A new political map for Wychavon District Council
Wychavon is set to have new boundaries for its council wards.
New wards for Wychavon District Council
Click map for high resolution version
Credit: contains Ordnance Survey data (c) Crown copyright and database rights 2022
The Local Government Boundary Commission is the independent body that draws these boundaries. It has reviewed Wychavon to make sure councillors will represent about the same number of electors, and that ward arrangements will help the council work effectively.
The Commission has published final recommendations for changes Wychavon District Council. It says residents should be represented by 43 councillors. This is two fewer than the current arrangements.
There will be two three-councillor wards, 12 two-councillor wards, and 13 single-councillor wards. This is five fewer wards than there are now. The boundaries of most wards have been changed in our final recommendations; eight will stay the same.
Publishing the recommendations Professor Colin Mellors, Chair of the Commission, said:
“We are very grateful to people in Wychavon. We looked at all the views they gave us. They helped us improve our earlier proposals.
“We believe the new arrangements will guarantee electoral fairness while maintaining local ties.”
403 local residents and organisations made comments to help decide the new wards. Changes in response to what local people said include:
- Great Comberton and Little Comberton parishes placed in a Bredon Hill ward
- Wick parish placed in a Fladbury ward, rather than a Pershore ward
The Commission has made further changes to its earlier proposals. Details can be found on its website.
Parliament now needs to agree the changes. The new arrangements will then apply for the 2023 council elections.
Notes to editors:
For further information contact the Commission’s press office on 0330 500 1525 / 1250 or email firstname.lastname@example.org
An interactive map is available here.
The Local Government Boundary Commission for England is an independent body accountable to Parliament. It recommends fair electoral and boundary arrangements for local authorities in England. In doing so, it aims to:
- Make sure that, within an authority, each councillor represents a similar number of electors

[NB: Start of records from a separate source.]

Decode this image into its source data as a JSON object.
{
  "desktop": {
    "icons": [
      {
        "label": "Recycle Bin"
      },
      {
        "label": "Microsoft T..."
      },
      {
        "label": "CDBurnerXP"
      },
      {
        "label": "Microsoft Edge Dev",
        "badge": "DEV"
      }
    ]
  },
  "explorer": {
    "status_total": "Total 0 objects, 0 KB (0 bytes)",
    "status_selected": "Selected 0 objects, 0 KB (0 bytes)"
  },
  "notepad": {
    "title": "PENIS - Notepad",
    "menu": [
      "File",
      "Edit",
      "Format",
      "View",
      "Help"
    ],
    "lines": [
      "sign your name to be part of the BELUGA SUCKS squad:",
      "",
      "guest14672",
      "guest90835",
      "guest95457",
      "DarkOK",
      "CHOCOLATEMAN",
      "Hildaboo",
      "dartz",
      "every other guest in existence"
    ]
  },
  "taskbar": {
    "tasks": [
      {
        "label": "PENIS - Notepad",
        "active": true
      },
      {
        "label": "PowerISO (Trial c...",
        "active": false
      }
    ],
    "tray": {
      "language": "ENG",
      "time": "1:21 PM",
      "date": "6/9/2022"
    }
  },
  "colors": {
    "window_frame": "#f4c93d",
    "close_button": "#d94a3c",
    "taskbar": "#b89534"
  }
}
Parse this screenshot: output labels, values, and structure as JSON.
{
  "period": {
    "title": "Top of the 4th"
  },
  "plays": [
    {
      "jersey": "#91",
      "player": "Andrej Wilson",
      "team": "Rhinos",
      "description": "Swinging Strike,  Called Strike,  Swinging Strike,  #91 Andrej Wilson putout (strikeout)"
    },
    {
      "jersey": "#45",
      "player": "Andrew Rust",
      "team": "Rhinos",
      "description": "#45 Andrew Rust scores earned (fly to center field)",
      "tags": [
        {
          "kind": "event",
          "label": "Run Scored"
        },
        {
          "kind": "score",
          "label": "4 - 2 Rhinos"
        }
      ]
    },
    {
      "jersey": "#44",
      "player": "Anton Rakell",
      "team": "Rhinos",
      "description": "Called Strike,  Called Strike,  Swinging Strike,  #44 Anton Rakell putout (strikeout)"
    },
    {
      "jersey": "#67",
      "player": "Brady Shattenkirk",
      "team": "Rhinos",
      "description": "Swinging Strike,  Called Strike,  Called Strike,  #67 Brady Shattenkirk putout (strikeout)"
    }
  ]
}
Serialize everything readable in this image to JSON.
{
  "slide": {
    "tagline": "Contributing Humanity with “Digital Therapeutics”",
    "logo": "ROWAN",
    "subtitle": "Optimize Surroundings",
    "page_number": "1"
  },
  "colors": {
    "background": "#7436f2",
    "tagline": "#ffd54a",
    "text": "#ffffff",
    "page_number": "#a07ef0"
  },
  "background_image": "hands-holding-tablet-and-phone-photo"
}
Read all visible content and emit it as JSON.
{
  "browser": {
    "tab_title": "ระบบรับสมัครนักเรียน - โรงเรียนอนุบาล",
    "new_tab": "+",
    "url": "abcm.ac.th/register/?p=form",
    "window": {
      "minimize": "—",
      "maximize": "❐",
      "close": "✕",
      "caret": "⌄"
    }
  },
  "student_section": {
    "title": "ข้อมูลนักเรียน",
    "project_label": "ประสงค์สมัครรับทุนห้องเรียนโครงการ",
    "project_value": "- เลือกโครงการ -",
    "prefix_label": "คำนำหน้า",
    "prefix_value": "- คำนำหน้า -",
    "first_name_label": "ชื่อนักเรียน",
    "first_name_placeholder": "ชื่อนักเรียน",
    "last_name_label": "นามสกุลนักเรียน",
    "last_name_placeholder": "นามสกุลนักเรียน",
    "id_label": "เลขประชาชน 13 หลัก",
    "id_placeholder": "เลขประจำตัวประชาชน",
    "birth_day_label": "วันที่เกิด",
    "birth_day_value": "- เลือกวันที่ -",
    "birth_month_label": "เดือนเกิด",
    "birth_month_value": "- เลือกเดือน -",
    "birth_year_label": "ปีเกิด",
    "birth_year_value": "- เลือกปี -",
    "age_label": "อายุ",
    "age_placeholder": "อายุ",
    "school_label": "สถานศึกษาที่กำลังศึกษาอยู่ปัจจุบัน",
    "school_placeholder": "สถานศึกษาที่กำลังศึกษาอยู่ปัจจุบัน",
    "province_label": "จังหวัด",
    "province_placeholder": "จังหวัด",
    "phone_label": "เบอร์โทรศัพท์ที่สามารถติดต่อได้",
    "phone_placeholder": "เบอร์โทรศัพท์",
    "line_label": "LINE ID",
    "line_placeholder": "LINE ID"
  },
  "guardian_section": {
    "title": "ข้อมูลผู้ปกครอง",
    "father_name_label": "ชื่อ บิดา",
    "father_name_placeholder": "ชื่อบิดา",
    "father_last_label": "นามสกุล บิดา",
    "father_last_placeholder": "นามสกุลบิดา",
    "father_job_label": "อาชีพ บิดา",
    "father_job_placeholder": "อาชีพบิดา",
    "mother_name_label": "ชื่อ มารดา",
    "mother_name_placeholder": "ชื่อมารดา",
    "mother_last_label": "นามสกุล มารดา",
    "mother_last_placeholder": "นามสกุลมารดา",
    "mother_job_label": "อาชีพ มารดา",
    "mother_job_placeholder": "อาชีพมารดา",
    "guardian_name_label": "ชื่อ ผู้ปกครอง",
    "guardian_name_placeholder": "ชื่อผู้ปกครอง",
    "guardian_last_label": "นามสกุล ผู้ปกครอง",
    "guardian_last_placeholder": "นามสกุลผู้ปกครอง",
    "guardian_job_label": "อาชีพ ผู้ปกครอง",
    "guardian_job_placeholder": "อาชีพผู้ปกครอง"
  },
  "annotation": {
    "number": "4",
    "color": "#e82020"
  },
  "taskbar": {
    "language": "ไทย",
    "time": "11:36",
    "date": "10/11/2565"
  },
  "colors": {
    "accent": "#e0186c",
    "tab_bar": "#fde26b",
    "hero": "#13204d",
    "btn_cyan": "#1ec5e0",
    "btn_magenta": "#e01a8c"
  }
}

- Create boundaries that are appropriate, and reflect community ties and identities
- Deliver reviews informed by local needs, views and circumstances